→ **Instructions for the task**:
Check every line in the listing below for "chevron". Copy the ones where it occurs.

→ **Task data**:
────────────────────────────────────────
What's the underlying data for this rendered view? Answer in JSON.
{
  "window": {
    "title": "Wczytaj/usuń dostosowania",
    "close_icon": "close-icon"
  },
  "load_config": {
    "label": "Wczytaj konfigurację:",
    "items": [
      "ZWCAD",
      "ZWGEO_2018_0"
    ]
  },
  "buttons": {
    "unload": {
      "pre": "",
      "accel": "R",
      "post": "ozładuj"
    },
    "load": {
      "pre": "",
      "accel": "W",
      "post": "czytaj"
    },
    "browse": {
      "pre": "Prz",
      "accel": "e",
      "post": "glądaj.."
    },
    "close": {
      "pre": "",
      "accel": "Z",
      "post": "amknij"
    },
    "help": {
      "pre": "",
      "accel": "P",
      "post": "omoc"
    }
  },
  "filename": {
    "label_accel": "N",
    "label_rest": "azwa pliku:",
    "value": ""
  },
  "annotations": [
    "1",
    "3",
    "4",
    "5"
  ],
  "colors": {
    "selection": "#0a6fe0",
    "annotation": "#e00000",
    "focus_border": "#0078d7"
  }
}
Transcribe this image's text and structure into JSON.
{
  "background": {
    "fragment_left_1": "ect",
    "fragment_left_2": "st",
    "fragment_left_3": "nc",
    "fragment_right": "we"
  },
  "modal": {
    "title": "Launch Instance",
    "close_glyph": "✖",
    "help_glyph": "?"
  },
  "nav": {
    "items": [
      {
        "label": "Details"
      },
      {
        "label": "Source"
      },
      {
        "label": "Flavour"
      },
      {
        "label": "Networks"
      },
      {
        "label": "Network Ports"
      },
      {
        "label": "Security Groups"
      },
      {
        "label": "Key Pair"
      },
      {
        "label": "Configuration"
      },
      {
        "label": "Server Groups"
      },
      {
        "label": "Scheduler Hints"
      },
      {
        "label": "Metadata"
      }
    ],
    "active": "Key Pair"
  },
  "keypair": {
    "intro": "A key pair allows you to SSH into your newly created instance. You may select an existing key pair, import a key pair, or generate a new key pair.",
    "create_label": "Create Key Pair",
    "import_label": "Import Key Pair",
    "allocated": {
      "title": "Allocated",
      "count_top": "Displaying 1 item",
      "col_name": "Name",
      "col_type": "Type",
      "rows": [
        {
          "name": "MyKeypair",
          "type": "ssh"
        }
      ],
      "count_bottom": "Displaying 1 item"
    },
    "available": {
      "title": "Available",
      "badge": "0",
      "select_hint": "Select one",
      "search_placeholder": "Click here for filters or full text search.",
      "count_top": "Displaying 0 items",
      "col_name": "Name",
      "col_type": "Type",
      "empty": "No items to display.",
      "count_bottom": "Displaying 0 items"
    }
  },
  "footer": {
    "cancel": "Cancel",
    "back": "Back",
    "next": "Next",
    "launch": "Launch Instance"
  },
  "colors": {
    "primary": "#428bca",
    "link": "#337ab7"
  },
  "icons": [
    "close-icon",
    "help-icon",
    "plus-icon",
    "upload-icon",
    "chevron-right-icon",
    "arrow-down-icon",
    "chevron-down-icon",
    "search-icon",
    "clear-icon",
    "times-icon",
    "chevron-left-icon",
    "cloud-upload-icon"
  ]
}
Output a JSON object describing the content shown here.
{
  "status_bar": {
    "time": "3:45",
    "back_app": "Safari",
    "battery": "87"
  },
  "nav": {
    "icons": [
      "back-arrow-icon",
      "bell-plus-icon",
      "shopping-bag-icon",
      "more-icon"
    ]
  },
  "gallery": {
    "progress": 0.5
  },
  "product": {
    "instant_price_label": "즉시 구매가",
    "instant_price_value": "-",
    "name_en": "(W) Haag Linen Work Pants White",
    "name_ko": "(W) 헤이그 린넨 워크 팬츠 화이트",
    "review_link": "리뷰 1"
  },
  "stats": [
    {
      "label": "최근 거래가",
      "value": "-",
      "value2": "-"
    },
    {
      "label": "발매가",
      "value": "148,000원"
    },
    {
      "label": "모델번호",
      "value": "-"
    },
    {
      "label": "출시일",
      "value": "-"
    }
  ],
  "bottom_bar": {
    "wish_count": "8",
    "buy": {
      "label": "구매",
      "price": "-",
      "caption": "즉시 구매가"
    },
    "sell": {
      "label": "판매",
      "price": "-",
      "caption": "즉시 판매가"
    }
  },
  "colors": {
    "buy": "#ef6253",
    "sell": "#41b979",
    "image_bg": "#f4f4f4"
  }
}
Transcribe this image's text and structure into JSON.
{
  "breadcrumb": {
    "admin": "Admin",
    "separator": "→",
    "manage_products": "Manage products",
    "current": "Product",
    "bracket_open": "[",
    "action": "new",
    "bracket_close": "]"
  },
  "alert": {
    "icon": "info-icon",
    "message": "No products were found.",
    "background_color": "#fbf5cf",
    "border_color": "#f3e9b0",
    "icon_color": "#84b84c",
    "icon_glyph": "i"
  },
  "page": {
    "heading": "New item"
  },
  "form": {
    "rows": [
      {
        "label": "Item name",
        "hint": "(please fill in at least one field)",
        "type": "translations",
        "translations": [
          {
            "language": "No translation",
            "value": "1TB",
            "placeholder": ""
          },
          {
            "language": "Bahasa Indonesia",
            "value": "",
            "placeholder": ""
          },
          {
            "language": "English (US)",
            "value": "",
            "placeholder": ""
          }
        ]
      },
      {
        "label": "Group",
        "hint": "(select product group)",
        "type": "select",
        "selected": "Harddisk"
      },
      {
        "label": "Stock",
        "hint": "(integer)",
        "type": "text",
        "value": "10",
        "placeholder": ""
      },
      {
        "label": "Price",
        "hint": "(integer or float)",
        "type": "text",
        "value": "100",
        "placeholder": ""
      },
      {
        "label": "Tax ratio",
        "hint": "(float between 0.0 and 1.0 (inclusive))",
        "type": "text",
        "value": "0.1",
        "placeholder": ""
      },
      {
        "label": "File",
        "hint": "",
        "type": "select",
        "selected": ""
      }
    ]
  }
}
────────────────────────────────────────
→ **Solution**:
    "chevron-right-icon",
    "chevron-down-icon",
    "chevron-left-icon",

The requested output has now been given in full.